However, meditation can begin to reduce the stress response by turning on the parasympathetic nervous system, which relaxes you, calms you down, allows you to digest properly, and releases sensory chemicals such as serotonin. “You will find that with less stress and anxiety blocking your system, you will begin to do everything with more heart, presence, attention, clarity and creativity. You will become more decisive, confident and comfortable,” Israel says. “And it can greatly increase your chances for success.”
Pictures of mass meditation courtesy of Big Calm
Start practicing a meditation and mindfulness
Of course, getting started is always the hardest part. Here are Israel’s top tips for starting regular meditation practice and promising to do daily digital detox to help open your mind, body and creative soul.
1. Find a meditation teacher, course, or application.
Israel believes that the best way to start a continuous meditation practice is to be trained by someone who can teach you how to do it. But if this is not realistic for you, he suggests using an app, e.g. 1 monster mind, Calm down, Or Headspace. Otherwise playlists, e.g. Mind massage, Good resources too.

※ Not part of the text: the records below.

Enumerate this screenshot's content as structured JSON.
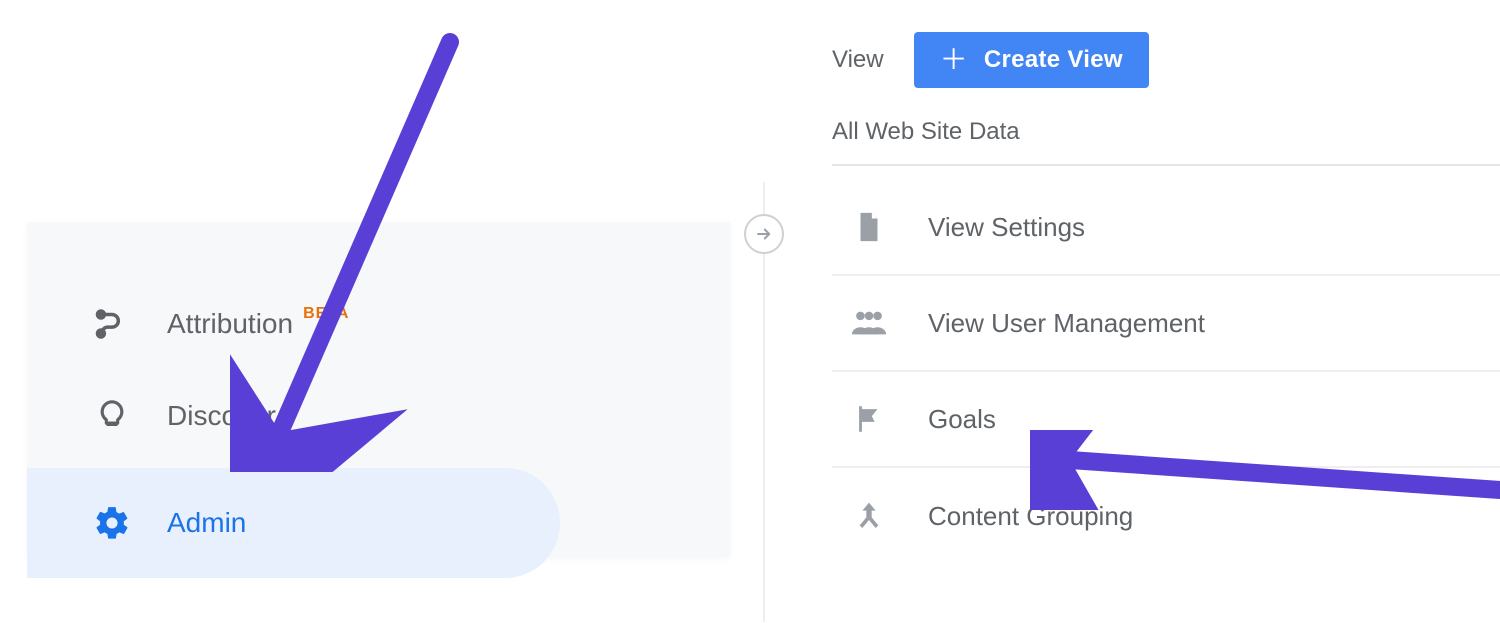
{
  "sidebar": {
    "items": [
      {
        "label": "Attribution",
        "badge": "BETA"
      },
      {
        "label": "Discover"
      },
      {
        "label": "Admin"
      }
    ]
  },
  "view": {
    "column_label": "View",
    "create_button": "Create View",
    "subtitle": "All Web Site Data",
    "settings": [
      {
        "label": "View Settings"
      },
      {
        "label": "View User Management"
      },
      {
        "label": "Goals"
      },
      {
        "label": "Content Grouping"
      }
    ]
  }
}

2. Commit to meditating every morning for a month.
It’s all about making a habit. Go with a teacher or app that clicks with you (you may have to try something to get started), and then promise to meditate for 10 minutes every morning for a month. “It may seem like a long time to start, but those 10 minutes will greatly affect the remaining 23 hours and 50 minutes of your day,” he says.

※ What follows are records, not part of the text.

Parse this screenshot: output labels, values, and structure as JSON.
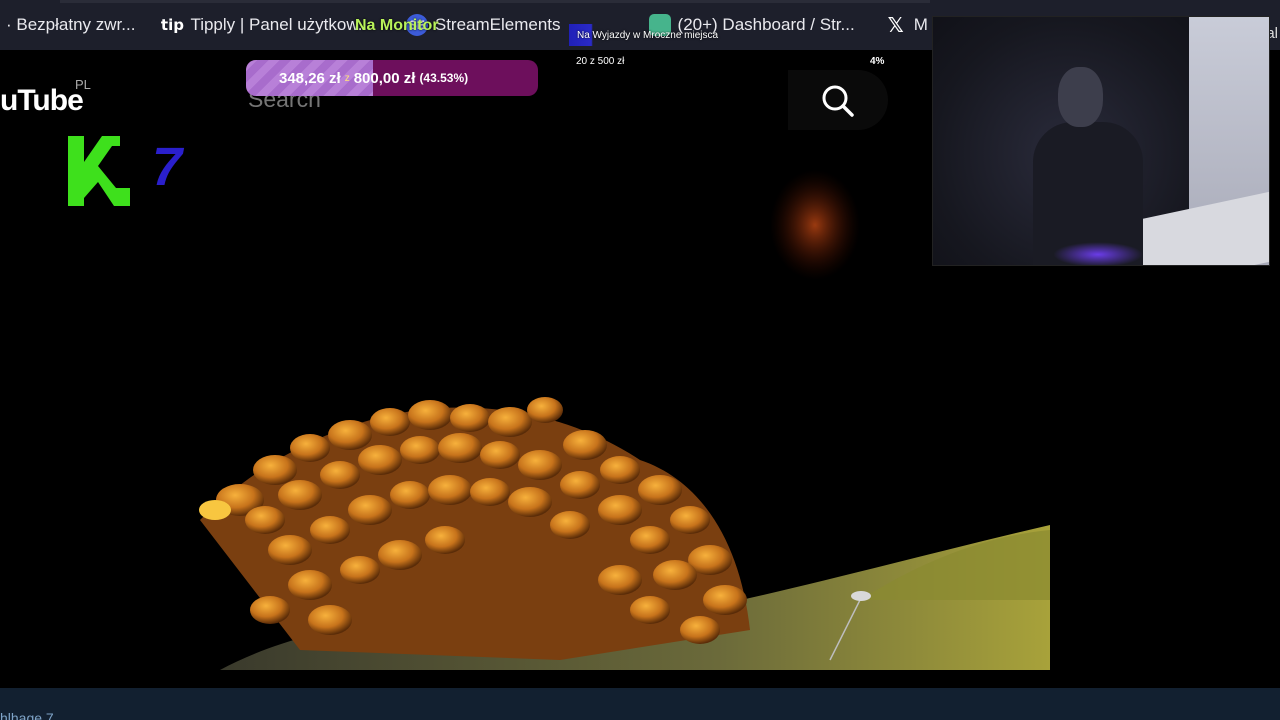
{
  "bookmarks": {
    "items": [
      {
        "label": "· Bezpłatny zwr...",
        "icon": ""
      },
      {
        "label": "Tipply | Panel użytkow...",
        "icon": "tipply-icon",
        "glyph": "tip"
      },
      {
        "label": "StreamElements",
        "icon": "streamelements-icon",
        "glyph": "SE"
      },
      {
        "label": "(20+) Dashboard / Str...",
        "icon": "dashboard-icon",
        "glyph": ""
      },
      {
        "label": "M",
        "icon": "x-icon",
        "glyph": "𝕏"
      }
    ],
    "tail": "al"
  },
  "overlay": {
    "na_monitor": "Na Monitor",
    "goal_tag": "Na Wyjazdy w Mroczne miejsca",
    "goal_current": "348,26 zł",
    "goal_sep": "z",
    "goal_total": "800,00 zł",
    "goal_percent_label": "(43.53%)",
    "goal_progress": 0.4353,
    "alt_goal": "20 z 500 zł",
    "alt_percent": "4%"
  },
  "youtube": {
    "logo": "uTube",
    "region": "PL",
    "search_placeholder": "Search"
  },
  "k7": {
    "digit": "7"
  },
  "bottom": {
    "text": "hlhage 7"
  },
  "colors": {
    "bookmarks_bg": "#1d1f2b",
    "goal_bg": "#6d0f5c",
    "goal_fill": "#b880d8",
    "na_monitor": "#b8f25a",
    "k_green": "#3ee01c",
    "seven_blue": "#2a1fcc",
    "bottom_bar": "#122030"
  }
}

3. Put your phone in airplane mode when you go to sleep.
This is a suggestion for everyone, but he especially likes to offer traveling musicians. When you go to sleep at night, put the phone in airplane mode and do not turn it on again after your morning meditation.
4. Keep your phone out of the bedroom.

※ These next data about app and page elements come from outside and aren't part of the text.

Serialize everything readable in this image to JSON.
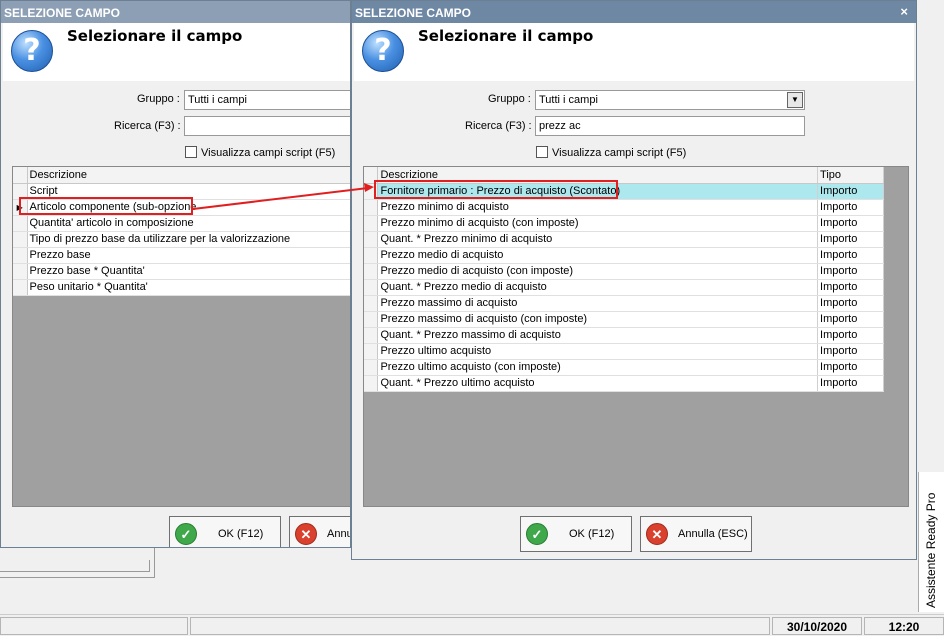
{
  "dialog_back": {
    "title": "SELEZIONE CAMPO",
    "header_title": "Selezionare il campo",
    "gruppo_label": "Gruppo :",
    "gruppo_value": "Tutti i campi",
    "ricerca_label": "Ricerca (F3) :",
    "ricerca_value": "",
    "checkbox_label": "Visualizza campi script (F5)",
    "grid_header": "Descrizione",
    "rows": [
      "Script",
      "Articolo componente (sub-opzione",
      "Quantita' articolo in composizione",
      "Tipo di prezzo base da utilizzare per la valorizzazione",
      "Prezzo base",
      "Prezzo base * Quantita'",
      "Peso unitario * Quantita'"
    ],
    "ok_label": "OK (F12)",
    "cancel_label": "Annu"
  },
  "dialog_front": {
    "title": "SELEZIONE CAMPO",
    "close_glyph": "×",
    "header_title": "Selezionare il campo",
    "gruppo_label": "Gruppo :",
    "gruppo_value": "Tutti i campi",
    "ricerca_label": "Ricerca (F3) :",
    "ricerca_value": "prezz ac",
    "checkbox_label": "Visualizza campi script (F5)",
    "col_descrizione": "Descrizione",
    "col_tipo": "Tipo",
    "rows": [
      {
        "desc": "Fornitore primario : Prezzo di acquisto (Scontato)",
        "tipo": "Importo"
      },
      {
        "desc": "Prezzo minimo di acquisto",
        "tipo": "Importo"
      },
      {
        "desc": "Prezzo minimo di acquisto (con imposte)",
        "tipo": "Importo"
      },
      {
        "desc": "Quant. * Prezzo minimo di acquisto",
        "tipo": "Importo"
      },
      {
        "desc": "Prezzo medio di acquisto",
        "tipo": "Importo"
      },
      {
        "desc": "Prezzo medio di acquisto (con imposte)",
        "tipo": "Importo"
      },
      {
        "desc": "Quant. * Prezzo medio di acquisto",
        "tipo": "Importo"
      },
      {
        "desc": "Prezzo massimo di acquisto",
        "tipo": "Importo"
      },
      {
        "desc": "Prezzo massimo di acquisto (con imposte)",
        "tipo": "Importo"
      },
      {
        "desc": "Quant. * Prezzo massimo di acquisto",
        "tipo": "Importo"
      },
      {
        "desc": "Prezzo ultimo acquisto",
        "tipo": "Importo"
      },
      {
        "desc": "Prezzo ultimo acquisto (con imposte)",
        "tipo": "Importo"
      },
      {
        "desc": "Quant. * Prezzo ultimo acquisto",
        "tipo": "Importo"
      }
    ],
    "ok_label": "OK (F12)",
    "cancel_label": "Annulla (ESC)"
  },
  "side_panel_label": "Assistente Ready Pro",
  "statusbar": {
    "date": "30/10/2020",
    "time": "12:20"
  },
  "colors": {
    "title_active": "#6e87a3",
    "title_inactive": "#8d9fb4",
    "selected_row": "#aee8ef",
    "highlight": "#e02020"
  },
  "icons": [
    "question-icon",
    "ok-check-icon",
    "cancel-x-icon",
    "dropdown-arrow-icon",
    "close-icon",
    "row-indicator-icon"
  ]
}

Better yet, keep the phone far away from your bed. This can be a little more challenging on the tour, but Israel does not recommend sleeping with the phone in your bedroom and ideally uses an analog alarm clock. “It can change the strength of the house, the quality of your sleep and even the ability to be present with your partner,” he says.
5. Turn off notifications for almost everything.
Nix misleading notifications. “If a musician can limit these to just a few critical apps, it will change their ability to be present, to be creative, to perform, to create music, to connect with their group. It’s a game-changer and I can’t recommend enough, “said Israel.
6. Find time for mini mindful moments …
Even when you are about to go out on stage. Here’s a quick and easy breathing technique for when your nerves will get better than yours: Sit or stand in a chair while keeping your spine straight. Take a deep breath, let the chest and abdomen be completely filled with air. Then, sip in a little more air and hold it for a few seconds before it comes out. Repeat five times.
7. Be present.
Another mindfulness technique is when you notice that you find yourself being distracted, say, a meeting with your label, shifting your focus to your toes, feeling every numbness towards your socks and shoes. “It takes you back into your body. Whenever we are able to reconnect with our body, we will be able to reset in the present moment,” Israel says.
Prioritize time to do nothing.
Outside of meditation, Israel also advises setting a time to do something – not to feel guilty about it. Read a novel, listen to music, take a walk, or just relax in the sun. “These things are so important, and they’re turning into almost lost art,” he says. But at this point artists will often realize their greatest creative potential. Science can even back up this theory, with plenty of evidence showing that a relaxed brain can bring us the best and brightest light-bulb moments.
– Stephanie Garr